"He has always had the talent but I can't stress enough his eagerness to score," Bowler said. "Back in minor hockey, there wasn't a shift where he wasn't trying to score, which was refreshing. You also have to have the ability to do that. He always had the mindset that he wanted to make a difference."
Sabres winger Kyle Okposo, who is in Skinner’s workout group with O’Brien, was excited when he heard the two would be teammates in Buffalo.
“His work ethic is off the charts,” Okposo said. “He takes like one week off after the season and gets back in the gym. He really hits it hard all summer. He takes care of himself. In the work ethic department, second to none.”

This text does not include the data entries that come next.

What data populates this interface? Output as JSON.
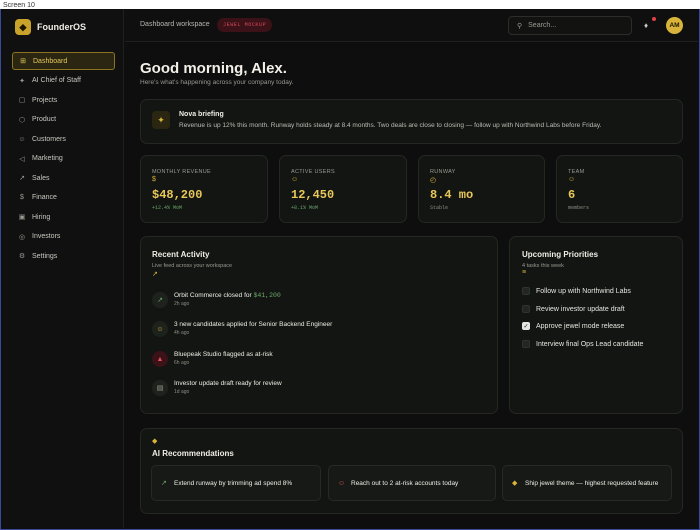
{
  "window": {
    "strip_label": "Screen 10"
  },
  "brand": {
    "name": "FounderOS",
    "logo_glyph": "◆"
  },
  "sidebar": {
    "items": [
      {
        "label": "Dashboard",
        "icon": "⊞",
        "icon_name": "grid-icon",
        "active": true
      },
      {
        "label": "AI Chief of Staff",
        "icon": "✦",
        "icon_name": "sparkle-icon"
      },
      {
        "label": "Projects",
        "icon": "▢",
        "icon_name": "folder-icon"
      },
      {
        "label": "Product",
        "icon": "⬡",
        "icon_name": "box-icon"
      },
      {
        "label": "Customers",
        "icon": "☺",
        "icon_name": "users-icon"
      },
      {
        "label": "Marketing",
        "icon": "◁",
        "icon_name": "megaphone-icon"
      },
      {
        "label": "Sales",
        "icon": "↗",
        "icon_name": "trend-icon"
      },
      {
        "label": "Finance",
        "icon": "$",
        "icon_name": "dollar-icon"
      },
      {
        "label": "Hiring",
        "icon": "▣",
        "icon_name": "briefcase-icon"
      },
      {
        "label": "Investors",
        "icon": "◎",
        "icon_name": "investors-icon"
      },
      {
        "label": "Settings",
        "icon": "⚙",
        "icon_name": "gear-icon"
      }
    ]
  },
  "header": {
    "workspace": "Dashboard workspace",
    "badge": "JEWEL MOCKUP",
    "search_placeholder": "Search...",
    "avatar": "AM",
    "accent": "#d8b43a"
  },
  "greeting": {
    "title": "Good morning, Alex.",
    "subtitle": "Here's what's happening across your company today."
  },
  "nova": {
    "title": "Nova briefing",
    "text": "Revenue is up 12% this month. Runway holds steady at 8.4 months. Two deals are close to closing — follow up with Northwind Labs before Friday."
  },
  "metrics": [
    {
      "label": "MONTHLY REVENUE",
      "icon": "$",
      "value": "$48,200",
      "delta": "+12.4% MoM",
      "delta_color": "#6aa86a"
    },
    {
      "label": "ACTIVE USERS",
      "icon": "☺",
      "value": "12,450",
      "delta": "+8.1% MoM",
      "delta_color": "#6aa86a"
    },
    {
      "label": "RUNWAY",
      "icon": "◴",
      "value": "8.4 mo",
      "delta": "Stable",
      "delta_color": "#8c8c84"
    },
    {
      "label": "TEAM",
      "icon": "☺",
      "value": "6",
      "delta": "members",
      "delta_color": "#8c8c84"
    }
  ],
  "activity": {
    "title": "Recent Activity",
    "subtitle": "Live feed across your workspace",
    "items": [
      {
        "text": "Orbit Commerce closed for ",
        "highlight": "$41,200",
        "time": "2h ago",
        "icon": "↗",
        "tone": "green"
      },
      {
        "text": "3 new candidates applied for Senior Backend Engineer",
        "highlight": "",
        "time": "4h ago",
        "icon": "☺",
        "tone": "gold"
      },
      {
        "text": "Bluepeak Studio flagged as at-risk",
        "highlight": "",
        "time": "6h ago",
        "icon": "▲",
        "tone": "red"
      },
      {
        "text": "Investor update draft ready for review",
        "highlight": "",
        "time": "1d ago",
        "icon": "▤",
        "tone": "gray"
      }
    ]
  },
  "priorities": {
    "title": "Upcoming Priorities",
    "subtitle": "4 tasks this week",
    "items": [
      {
        "label": "Follow up with Northwind Labs",
        "checked": false
      },
      {
        "label": "Review investor update draft",
        "checked": false
      },
      {
        "label": "Approve jewel mode release",
        "checked": true
      },
      {
        "label": "Interview final Ops Lead candidate",
        "checked": false
      }
    ]
  },
  "recommendations": {
    "title": "AI Recommendations",
    "items": [
      {
        "text": "Extend runway by trimming ad spend 8%",
        "icon": "↗",
        "icon_name": "trend-icon",
        "color": "#6aa86a"
      },
      {
        "text": "Reach out to 2 at-risk accounts today",
        "icon": "☺",
        "icon_name": "users-icon",
        "color": "#e0505a"
      },
      {
        "text": "Ship jewel theme — highest requested feature",
        "icon": "◆",
        "icon_name": "gem-icon",
        "color": "#d8b43a"
      }
    ]
  }
}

In December 2012, the Skinner children gathered at Angus Glen Community Centre, a massive structure on the outskirts of town that holds two NHL-size rinks, each with 225 seats, as well as a swimming pool and gymnasium. With the NHL amid a work stoppage, Jeff was home for the holidays. It was time for the first and only 3-on-3 game between the siblings.
It was the rare occasion when Jeff put a lid on his competitiveness. He kept passing to Erica and encouraged her to rush up the ice to score.

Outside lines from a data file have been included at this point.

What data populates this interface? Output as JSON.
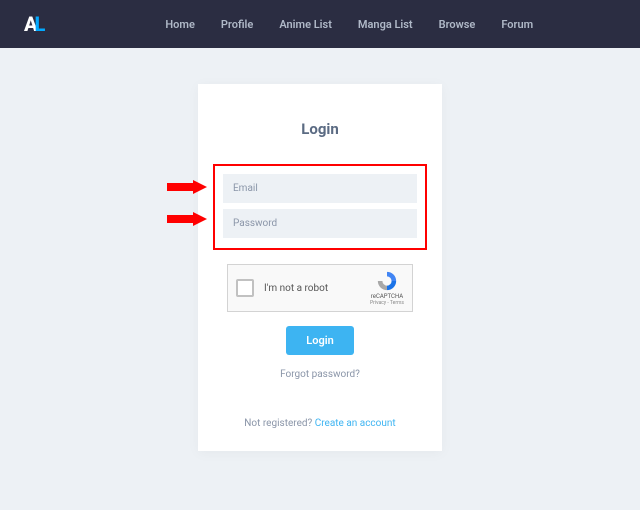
{
  "nav": {
    "links": [
      "Home",
      "Profile",
      "Anime List",
      "Manga List",
      "Browse",
      "Forum"
    ]
  },
  "login": {
    "title": "Login",
    "email_placeholder": "Email",
    "password_placeholder": "Password",
    "recaptcha_text": "I'm not a robot",
    "recaptcha_label": "reCAPTCHA",
    "recaptcha_sub": "Privacy - Terms",
    "button": "Login",
    "forgot": "Forgot password?",
    "not_registered": "Not registered? ",
    "create": "Create an account"
  }
}
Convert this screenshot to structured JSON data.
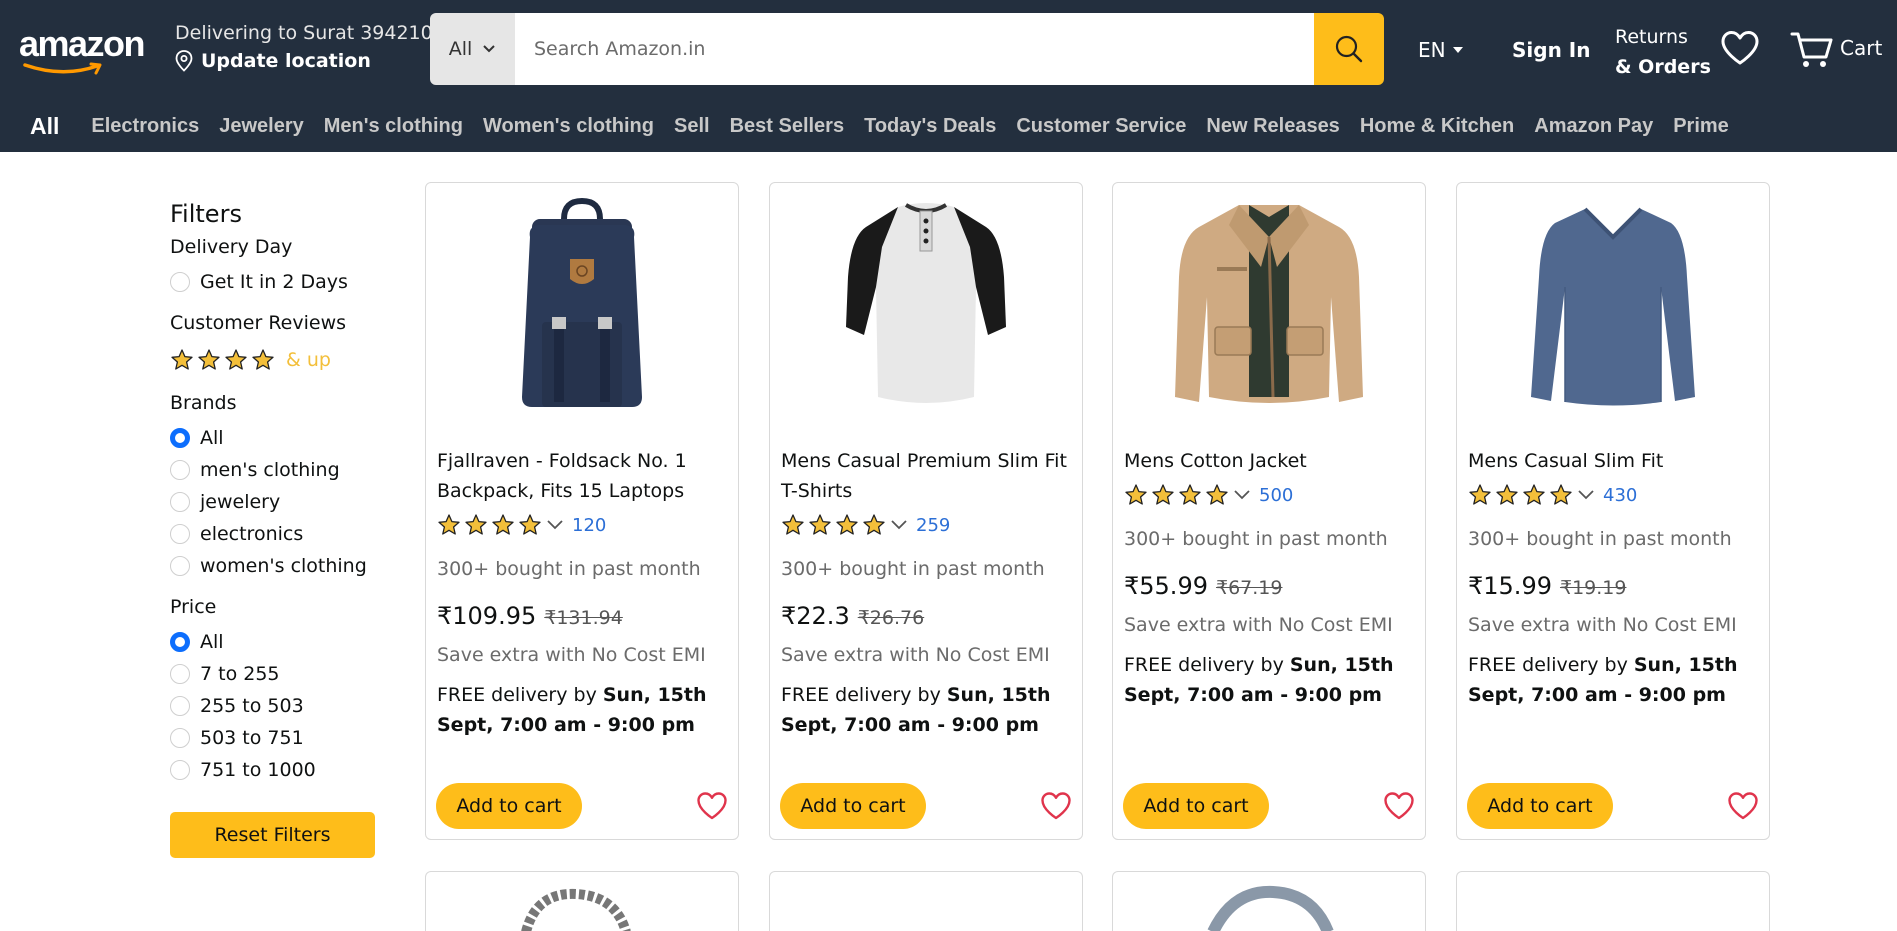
{
  "header": {
    "logo_text": "amazon",
    "delivering": "Delivering to Surat 394210",
    "update_location": "Update location",
    "search_category": "All",
    "search_placeholder": "Search Amazon.in",
    "lang": "EN",
    "sign_in": "Sign In",
    "returns_line1": "Returns",
    "returns_line2": "& Orders",
    "cart_label": "Cart"
  },
  "nav": {
    "all": "All",
    "items": [
      "Electronics",
      "Jewelery",
      "Men's clothing",
      "Women's clothing",
      "Sell",
      "Best Sellers",
      "Today's Deals",
      "Customer Service",
      "New Releases",
      "Home & Kitchen",
      "Amazon Pay",
      "Prime"
    ]
  },
  "filters": {
    "title": "Filters",
    "delivery_day": "Delivery Day",
    "delivery_option": "Get It in 2 Days",
    "customer_reviews": "Customer Reviews",
    "reviews_up": "& up",
    "brands": "Brands",
    "brand_options": [
      "All",
      "men's clothing",
      "jewelery",
      "electronics",
      "women's clothing"
    ],
    "price": "Price",
    "price_options": [
      "All",
      "7 to 255",
      "255 to 503",
      "503 to 751",
      "751 to 1000"
    ],
    "reset": "Reset Filters"
  },
  "products": [
    {
      "title": "Fjallraven - Foldsack No. 1 Backpack, Fits 15 Laptops",
      "stars": 4,
      "rating_count": "120",
      "bought": "300+ bought in past month",
      "price": "₹109.95",
      "old_price": "₹131.94",
      "emi": "Save extra with No Cost EMI",
      "delivery_prefix": "FREE delivery by ",
      "delivery_date": "Sun, 15th Sept, 7:00 am - 9:00 pm",
      "add_to_cart": "Add to cart",
      "image": "backpack"
    },
    {
      "title": "Mens Casual Premium Slim Fit T-Shirts",
      "stars": 4,
      "rating_count": "259",
      "bought": "300+ bought in past month",
      "price": "₹22.3",
      "old_price": "₹26.76",
      "emi": "Save extra with No Cost EMI",
      "delivery_prefix": "FREE delivery by ",
      "delivery_date": "Sun, 15th Sept, 7:00 am - 9:00 pm",
      "add_to_cart": "Add to cart",
      "image": "raglan-tshirt"
    },
    {
      "title": "Mens Cotton Jacket",
      "stars": 4,
      "rating_count": "500",
      "bought": "300+ bought in past month",
      "price": "₹55.99",
      "old_price": "₹67.19",
      "emi": "Save extra with No Cost EMI",
      "delivery_prefix": "FREE delivery by ",
      "delivery_date": "Sun, 15th Sept, 7:00 am - 9:00 pm",
      "add_to_cart": "Add to cart",
      "image": "jacket"
    },
    {
      "title": "Mens Casual Slim Fit",
      "stars": 4,
      "rating_count": "430",
      "bought": "300+ bought in past month",
      "price": "₹15.99",
      "old_price": "₹19.19",
      "emi": "Save extra with No Cost EMI",
      "delivery_prefix": "FREE delivery by ",
      "delivery_date": "Sun, 15th Sept, 7:00 am - 9:00 pm",
      "add_to_cart": "Add to cart",
      "image": "longsleeve"
    }
  ],
  "colors": {
    "header_bg": "#232f3e",
    "accent_yellow": "#febd1a",
    "star": "#f3bf3a",
    "link_blue": "#2c6fd6",
    "heart_red": "#e0344c",
    "radio_blue": "#0d6efd"
  }
}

The siblings no longer live under the same roof, but they remain close. Life news is shared in a family-wide email. Texts and FaceTime make it easier to keep in touch.
Early in Jeff’s career, Andy would plan a weeklong trip to Raleigh, N.C., to help with the transition to NHL life. The family only saw a handful of Hurricanes games each season. The latest chapter in Jeff's career has helped.
Jeff was traded to the Sabres on Aug. 2 in exchange for three draft picks and prospect Cliff Pu. Now, they're a two-hour drive away.
“It’s fun,” Jeff said. “It’s exciting for them. It’s exciting for me that they get to watch me play live a little bit more. I’m able to see them a little bit more, too, which is nice. We’re a pretty close family. ... Now they can just drive down.”
It’s unclear how long they’ll be able to enjoy the proximity, though. Jeff is in the final year of a six-year, $34.35 million extension given to him by Rutherford in 2012.
Sabres general manager Jason Botterill repeatedly has said he maintains contact with Jeff's agent, Don Meehan, but does not plan to have formal talks until after the holidays. The fan base has made its wishes known. Zoom Copy on Main Street in downtown Buffalo created a sign that reads “Jeff Skinner for Mayor of Buffalo.”
Skinner’s teammates have joked with him about the contract situation. The media circles back to the issue. For now, he’s just trying to play hockey and enjoy living closer to his family.
He had 10 goals during the Sabres' 10-game win streak and could represent the team at the NHL All-Star Game in San Jose on Jan. 26.
He knows it wouldn't be possible with everyone at home.
“My parents and older siblings set the tone with work ethic,” Jeff said. “Having my older sisters as role models was helpful. My brother, too. I didn’t necessarily compete against them, but sort of watching how they carried themselves in everything -- school, sports. They were always trying to be the best they can be. They set a pretty high standard.”